» **Exercise brief**: The expected output is the complete data, reproduced exactly.

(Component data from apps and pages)

══════

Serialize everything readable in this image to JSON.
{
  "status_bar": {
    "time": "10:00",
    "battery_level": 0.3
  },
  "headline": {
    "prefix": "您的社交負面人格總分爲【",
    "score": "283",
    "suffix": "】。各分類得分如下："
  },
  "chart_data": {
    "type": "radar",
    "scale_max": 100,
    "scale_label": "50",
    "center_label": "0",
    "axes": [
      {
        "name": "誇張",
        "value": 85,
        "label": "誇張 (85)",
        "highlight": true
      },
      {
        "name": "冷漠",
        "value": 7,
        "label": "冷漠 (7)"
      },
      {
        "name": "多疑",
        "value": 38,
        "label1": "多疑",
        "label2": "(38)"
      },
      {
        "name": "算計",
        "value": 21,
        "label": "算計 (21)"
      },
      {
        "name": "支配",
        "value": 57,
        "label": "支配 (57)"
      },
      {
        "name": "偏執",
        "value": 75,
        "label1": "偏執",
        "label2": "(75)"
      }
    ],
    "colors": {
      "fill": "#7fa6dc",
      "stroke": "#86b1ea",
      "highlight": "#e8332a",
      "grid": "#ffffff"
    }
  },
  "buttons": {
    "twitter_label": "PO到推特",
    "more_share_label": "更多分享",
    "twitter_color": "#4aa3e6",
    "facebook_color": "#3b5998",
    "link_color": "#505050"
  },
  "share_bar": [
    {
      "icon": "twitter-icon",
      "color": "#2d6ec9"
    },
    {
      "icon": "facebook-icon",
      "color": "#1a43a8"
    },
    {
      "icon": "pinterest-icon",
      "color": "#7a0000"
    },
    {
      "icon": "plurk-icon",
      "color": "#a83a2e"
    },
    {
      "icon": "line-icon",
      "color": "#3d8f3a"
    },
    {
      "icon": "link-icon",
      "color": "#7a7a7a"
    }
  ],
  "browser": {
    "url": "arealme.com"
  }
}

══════

» **Solution to this problem**:
Serialize everything readable in this image to JSON.
{
  "status_bar": {
    "time": "10:00",
    "battery_level": 0.3
  },
  "headline": {
    "prefix": "您的社交負面人格總分爲【",
    "score": "283",
    "suffix": "】。各分類得分如下："
  },
  "chart_data": {
    "type": "radar",
    "scale_max": 100,
    "scale_label": "50",
    "center_label": "0",
    "axes": [
      {
        "name": "誇張",
        "value": 85,
        "label": "誇張 (85)",
        "highlight": true
      },
      {
        "name": "冷漠",
        "value": 7,
        "label": "冷漠 (7)"
      },
      {
        "name": "多疑",
        "value": 38,
        "label1": "多疑",
        "label2": "(38)"
      },
      {
        "name": "算計",
        "value": 21,
        "label": "算計 (21)"
      },
      {
        "name": "支配",
        "value": 57,
        "label": "支配 (57)"
      },
      {
        "name": "偏執",
        "value": 75,
        "label1": "偏執",
        "label2": "(75)"
      }
    ],
    "colors": {
      "fill": "#7fa6dc",
      "stroke": "#86b1ea",
      "highlight": "#e8332a",
      "grid": "#ffffff"
    }
  },
  "buttons": {
    "twitter_label": "PO到推特",
    "more_share_label": "更多分享",
    "twitter_color": "#4aa3e6",
    "facebook_color": "#3b5998",
    "link_color": "#505050"
  },
  "share_bar": [
    {
      "icon": "twitter-icon",
      "color": "#2d6ec9"
    },
    {
      "icon": "facebook-icon",
      "color": "#1a43a8"
    },
    {
      "icon": "pinterest-icon",
      "color": "#7a0000"
    },
    {
      "icon": "plurk-icon",
      "color": "#a83a2e"
    },
    {
      "icon": "line-icon",
      "color": "#3d8f3a"
    },
    {
      "icon": "link-icon",
      "color": "#7a7a7a"
    }
  ],
  "browser": {
    "url": "arealme.com"
  }
}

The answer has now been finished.